# PROBLEM REQUIREMENTS
Within the listing below, count the lines that include "转账凭证" and give the count alone.
----------
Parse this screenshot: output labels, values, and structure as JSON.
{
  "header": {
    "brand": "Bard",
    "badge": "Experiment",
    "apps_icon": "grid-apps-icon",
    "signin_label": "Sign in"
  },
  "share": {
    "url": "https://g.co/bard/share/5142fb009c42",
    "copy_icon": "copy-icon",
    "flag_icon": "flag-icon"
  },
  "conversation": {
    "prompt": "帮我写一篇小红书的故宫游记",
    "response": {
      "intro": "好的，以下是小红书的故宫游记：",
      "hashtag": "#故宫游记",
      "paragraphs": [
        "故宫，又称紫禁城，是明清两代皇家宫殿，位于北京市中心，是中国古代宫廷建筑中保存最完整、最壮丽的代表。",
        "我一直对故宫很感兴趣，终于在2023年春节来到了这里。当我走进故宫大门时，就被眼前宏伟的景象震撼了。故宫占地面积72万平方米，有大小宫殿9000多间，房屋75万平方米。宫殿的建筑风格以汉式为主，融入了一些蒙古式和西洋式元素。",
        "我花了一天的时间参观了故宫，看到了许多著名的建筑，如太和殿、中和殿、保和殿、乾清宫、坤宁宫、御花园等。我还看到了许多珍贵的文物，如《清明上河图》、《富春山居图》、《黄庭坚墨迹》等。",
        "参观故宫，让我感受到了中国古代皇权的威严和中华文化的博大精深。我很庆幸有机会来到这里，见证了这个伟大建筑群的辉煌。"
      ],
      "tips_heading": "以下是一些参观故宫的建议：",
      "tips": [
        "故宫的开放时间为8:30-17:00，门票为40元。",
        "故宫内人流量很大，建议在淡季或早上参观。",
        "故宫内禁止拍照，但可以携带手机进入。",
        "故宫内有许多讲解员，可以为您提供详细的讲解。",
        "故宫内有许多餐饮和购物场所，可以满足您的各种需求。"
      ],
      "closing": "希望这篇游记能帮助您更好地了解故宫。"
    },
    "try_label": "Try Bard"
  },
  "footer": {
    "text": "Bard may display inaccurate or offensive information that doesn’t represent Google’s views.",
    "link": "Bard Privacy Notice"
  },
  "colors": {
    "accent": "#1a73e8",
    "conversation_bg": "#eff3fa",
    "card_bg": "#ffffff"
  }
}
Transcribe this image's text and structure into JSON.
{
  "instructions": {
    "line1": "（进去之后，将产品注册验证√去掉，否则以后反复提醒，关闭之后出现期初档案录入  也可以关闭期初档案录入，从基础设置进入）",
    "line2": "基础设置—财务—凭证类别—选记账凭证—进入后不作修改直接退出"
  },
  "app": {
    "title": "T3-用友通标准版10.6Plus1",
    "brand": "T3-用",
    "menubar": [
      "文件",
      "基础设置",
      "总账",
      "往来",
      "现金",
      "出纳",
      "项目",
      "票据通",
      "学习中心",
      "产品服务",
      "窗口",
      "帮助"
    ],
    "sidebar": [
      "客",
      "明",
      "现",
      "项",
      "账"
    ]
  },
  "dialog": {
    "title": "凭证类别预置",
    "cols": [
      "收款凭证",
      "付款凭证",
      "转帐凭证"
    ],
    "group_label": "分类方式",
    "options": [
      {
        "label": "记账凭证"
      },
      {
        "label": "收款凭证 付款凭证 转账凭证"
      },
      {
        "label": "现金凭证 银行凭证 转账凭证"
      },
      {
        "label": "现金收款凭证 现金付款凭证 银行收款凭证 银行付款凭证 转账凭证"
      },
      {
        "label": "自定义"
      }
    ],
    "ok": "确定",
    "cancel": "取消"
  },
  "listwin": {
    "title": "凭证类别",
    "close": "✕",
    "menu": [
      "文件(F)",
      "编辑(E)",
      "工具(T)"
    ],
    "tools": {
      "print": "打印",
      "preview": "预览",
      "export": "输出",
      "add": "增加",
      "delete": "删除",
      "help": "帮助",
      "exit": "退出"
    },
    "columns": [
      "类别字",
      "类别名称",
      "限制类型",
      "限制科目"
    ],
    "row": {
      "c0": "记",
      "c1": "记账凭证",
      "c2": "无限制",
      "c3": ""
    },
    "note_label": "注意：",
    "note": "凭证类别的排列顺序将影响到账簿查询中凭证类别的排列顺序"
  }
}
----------
# OUTPUT FOR THIS EXERCISE
3